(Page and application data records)
=== Begin Enclosure ===

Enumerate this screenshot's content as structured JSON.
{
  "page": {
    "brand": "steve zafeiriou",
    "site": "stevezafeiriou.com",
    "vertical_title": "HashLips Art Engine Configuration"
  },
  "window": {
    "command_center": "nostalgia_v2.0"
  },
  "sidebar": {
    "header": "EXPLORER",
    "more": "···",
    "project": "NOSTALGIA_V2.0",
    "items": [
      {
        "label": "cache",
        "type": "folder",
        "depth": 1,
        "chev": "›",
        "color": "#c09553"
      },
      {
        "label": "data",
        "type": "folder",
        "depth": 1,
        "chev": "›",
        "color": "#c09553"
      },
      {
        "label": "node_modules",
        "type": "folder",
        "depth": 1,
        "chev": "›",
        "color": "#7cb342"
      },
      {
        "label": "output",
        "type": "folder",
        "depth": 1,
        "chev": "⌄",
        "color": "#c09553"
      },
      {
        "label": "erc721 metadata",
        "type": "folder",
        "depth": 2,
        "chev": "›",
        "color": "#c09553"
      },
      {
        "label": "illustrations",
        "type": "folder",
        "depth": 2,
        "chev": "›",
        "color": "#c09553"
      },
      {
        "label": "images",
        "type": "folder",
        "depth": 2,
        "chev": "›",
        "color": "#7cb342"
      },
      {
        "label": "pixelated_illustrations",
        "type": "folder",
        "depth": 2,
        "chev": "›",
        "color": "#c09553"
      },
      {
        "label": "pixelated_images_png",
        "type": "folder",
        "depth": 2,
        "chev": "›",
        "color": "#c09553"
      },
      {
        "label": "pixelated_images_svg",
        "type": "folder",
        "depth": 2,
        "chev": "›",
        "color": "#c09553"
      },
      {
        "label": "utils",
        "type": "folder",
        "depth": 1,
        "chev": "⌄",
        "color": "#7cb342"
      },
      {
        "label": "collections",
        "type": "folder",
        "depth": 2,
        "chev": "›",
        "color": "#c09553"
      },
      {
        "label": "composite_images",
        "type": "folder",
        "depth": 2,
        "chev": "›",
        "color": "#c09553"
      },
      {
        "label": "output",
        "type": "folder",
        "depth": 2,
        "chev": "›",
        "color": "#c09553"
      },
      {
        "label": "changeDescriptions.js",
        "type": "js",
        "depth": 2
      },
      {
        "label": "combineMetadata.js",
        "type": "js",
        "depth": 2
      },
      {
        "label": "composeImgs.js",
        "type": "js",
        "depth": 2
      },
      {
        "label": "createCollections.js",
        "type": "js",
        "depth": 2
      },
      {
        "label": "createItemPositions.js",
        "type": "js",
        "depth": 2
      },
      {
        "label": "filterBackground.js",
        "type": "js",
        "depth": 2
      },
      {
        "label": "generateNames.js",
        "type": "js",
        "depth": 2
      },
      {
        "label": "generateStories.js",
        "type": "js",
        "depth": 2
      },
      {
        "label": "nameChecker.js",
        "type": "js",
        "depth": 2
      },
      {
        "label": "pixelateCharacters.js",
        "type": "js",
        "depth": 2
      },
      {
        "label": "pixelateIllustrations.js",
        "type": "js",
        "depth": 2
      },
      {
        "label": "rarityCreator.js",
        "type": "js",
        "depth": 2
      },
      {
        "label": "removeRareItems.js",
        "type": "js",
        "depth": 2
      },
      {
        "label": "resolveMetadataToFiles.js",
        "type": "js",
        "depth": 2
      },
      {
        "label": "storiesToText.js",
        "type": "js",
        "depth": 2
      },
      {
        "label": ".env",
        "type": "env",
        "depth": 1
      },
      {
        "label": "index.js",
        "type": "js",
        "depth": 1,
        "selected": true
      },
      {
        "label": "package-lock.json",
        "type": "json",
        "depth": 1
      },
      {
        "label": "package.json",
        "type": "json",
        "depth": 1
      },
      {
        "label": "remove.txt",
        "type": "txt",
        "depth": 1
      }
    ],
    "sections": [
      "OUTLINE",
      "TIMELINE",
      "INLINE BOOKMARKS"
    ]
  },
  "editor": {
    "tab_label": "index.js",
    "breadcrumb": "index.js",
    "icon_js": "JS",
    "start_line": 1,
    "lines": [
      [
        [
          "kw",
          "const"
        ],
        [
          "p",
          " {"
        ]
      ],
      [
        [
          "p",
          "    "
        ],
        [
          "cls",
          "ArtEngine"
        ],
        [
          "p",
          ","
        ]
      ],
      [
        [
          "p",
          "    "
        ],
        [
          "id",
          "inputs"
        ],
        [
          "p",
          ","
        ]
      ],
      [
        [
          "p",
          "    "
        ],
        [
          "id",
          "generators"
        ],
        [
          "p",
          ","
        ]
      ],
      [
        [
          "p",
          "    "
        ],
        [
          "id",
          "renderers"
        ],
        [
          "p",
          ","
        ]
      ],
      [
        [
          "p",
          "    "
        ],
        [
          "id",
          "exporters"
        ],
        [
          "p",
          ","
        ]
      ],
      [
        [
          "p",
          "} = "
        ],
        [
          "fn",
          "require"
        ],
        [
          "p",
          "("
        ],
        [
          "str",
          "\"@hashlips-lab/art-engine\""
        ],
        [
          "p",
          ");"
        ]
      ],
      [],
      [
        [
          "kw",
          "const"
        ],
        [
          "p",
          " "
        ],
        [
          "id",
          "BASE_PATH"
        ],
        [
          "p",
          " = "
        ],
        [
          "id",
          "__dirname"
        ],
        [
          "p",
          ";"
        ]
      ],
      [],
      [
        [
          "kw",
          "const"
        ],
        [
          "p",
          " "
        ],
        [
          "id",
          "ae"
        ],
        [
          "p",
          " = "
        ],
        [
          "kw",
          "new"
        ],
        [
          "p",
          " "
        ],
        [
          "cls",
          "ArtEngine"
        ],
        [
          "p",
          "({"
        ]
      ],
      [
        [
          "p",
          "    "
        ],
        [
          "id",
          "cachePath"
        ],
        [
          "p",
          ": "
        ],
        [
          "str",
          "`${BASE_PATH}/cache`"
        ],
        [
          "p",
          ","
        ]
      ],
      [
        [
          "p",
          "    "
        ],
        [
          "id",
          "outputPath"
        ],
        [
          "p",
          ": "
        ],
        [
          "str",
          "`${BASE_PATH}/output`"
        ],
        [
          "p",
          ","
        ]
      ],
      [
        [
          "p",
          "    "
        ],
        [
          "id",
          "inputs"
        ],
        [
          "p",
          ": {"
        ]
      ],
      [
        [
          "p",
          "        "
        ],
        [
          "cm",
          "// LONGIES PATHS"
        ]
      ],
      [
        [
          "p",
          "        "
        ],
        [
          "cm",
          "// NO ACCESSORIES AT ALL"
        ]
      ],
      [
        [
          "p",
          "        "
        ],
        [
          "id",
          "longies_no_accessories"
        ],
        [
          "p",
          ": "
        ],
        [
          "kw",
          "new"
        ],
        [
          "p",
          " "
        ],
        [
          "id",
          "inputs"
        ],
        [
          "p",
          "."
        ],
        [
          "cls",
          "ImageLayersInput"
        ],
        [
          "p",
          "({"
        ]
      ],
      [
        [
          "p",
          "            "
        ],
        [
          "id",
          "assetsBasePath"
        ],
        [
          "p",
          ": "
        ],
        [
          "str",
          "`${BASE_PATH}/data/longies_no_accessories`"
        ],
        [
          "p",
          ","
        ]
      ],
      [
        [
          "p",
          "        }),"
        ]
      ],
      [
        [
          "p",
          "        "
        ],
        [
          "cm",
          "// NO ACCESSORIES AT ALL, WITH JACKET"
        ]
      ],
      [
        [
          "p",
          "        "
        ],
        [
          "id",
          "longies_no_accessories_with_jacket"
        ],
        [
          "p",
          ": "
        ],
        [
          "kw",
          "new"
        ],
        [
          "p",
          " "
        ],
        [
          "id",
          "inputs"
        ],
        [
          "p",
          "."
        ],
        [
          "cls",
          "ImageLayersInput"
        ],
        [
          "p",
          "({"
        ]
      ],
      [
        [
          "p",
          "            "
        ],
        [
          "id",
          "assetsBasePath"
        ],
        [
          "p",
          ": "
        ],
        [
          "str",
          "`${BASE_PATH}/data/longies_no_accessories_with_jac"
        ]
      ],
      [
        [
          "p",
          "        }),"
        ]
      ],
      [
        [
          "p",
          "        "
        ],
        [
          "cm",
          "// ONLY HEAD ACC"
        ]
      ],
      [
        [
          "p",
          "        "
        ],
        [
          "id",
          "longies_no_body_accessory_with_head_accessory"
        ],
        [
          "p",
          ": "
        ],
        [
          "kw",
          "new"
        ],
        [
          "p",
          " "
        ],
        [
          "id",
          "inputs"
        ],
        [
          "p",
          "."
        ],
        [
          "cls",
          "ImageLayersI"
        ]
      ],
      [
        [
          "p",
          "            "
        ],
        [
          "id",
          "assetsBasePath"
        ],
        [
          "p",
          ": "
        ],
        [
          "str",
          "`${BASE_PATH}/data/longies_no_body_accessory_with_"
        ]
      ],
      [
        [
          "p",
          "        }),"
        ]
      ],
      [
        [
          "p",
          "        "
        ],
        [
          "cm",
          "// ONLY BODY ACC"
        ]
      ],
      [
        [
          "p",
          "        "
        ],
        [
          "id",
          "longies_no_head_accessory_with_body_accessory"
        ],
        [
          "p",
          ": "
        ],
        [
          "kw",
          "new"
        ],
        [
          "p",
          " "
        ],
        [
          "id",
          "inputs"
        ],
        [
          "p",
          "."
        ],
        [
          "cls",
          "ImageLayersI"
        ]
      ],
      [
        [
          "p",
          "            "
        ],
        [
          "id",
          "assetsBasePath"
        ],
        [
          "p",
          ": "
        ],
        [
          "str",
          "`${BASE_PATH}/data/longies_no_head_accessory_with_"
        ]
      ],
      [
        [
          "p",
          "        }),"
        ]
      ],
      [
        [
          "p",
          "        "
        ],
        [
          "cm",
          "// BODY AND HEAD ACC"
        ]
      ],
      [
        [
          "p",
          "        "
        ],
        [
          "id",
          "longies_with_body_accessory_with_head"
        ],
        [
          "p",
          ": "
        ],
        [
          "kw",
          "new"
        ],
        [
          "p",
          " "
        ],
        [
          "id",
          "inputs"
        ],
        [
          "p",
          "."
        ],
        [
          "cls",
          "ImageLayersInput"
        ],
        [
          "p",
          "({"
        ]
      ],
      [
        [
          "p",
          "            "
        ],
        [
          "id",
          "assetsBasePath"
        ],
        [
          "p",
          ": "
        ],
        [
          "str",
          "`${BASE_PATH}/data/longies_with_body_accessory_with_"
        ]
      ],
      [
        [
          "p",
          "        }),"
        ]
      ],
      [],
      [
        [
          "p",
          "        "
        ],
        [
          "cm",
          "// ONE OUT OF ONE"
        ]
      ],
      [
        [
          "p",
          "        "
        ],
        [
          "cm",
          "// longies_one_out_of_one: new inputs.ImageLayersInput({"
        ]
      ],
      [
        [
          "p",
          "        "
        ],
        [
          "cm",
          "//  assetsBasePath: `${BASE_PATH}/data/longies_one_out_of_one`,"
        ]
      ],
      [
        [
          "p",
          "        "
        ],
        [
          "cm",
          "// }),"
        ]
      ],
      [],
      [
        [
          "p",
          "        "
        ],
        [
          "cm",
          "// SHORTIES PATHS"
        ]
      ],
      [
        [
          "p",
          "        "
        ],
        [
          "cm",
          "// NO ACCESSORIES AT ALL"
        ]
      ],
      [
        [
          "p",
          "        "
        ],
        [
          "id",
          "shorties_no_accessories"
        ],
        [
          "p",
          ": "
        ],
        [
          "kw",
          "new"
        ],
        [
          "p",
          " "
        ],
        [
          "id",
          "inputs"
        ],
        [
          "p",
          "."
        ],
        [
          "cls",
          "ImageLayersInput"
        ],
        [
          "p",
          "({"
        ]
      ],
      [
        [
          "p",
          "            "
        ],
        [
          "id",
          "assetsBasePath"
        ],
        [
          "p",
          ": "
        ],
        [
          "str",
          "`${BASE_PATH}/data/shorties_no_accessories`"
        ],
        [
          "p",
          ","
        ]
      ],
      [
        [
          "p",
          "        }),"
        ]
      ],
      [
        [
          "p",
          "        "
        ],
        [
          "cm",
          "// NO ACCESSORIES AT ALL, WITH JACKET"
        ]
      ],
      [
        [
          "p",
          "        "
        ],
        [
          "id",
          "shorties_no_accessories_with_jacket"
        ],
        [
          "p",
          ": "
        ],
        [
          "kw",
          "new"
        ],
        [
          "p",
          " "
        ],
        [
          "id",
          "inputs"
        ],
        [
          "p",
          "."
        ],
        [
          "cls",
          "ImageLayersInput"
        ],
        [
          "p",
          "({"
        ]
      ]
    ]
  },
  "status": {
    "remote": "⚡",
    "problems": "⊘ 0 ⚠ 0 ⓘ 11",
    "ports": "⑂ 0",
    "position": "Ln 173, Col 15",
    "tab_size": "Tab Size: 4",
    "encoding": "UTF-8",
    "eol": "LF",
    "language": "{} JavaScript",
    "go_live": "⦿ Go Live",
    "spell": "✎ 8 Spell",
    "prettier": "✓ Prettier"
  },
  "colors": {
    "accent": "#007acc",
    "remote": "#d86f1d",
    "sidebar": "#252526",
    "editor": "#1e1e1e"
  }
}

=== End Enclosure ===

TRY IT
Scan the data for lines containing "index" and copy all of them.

WRITTEN RESPONSE
        "label": "index.js",
    "tab_label": "index.js",
    "breadcrumb": "index.js",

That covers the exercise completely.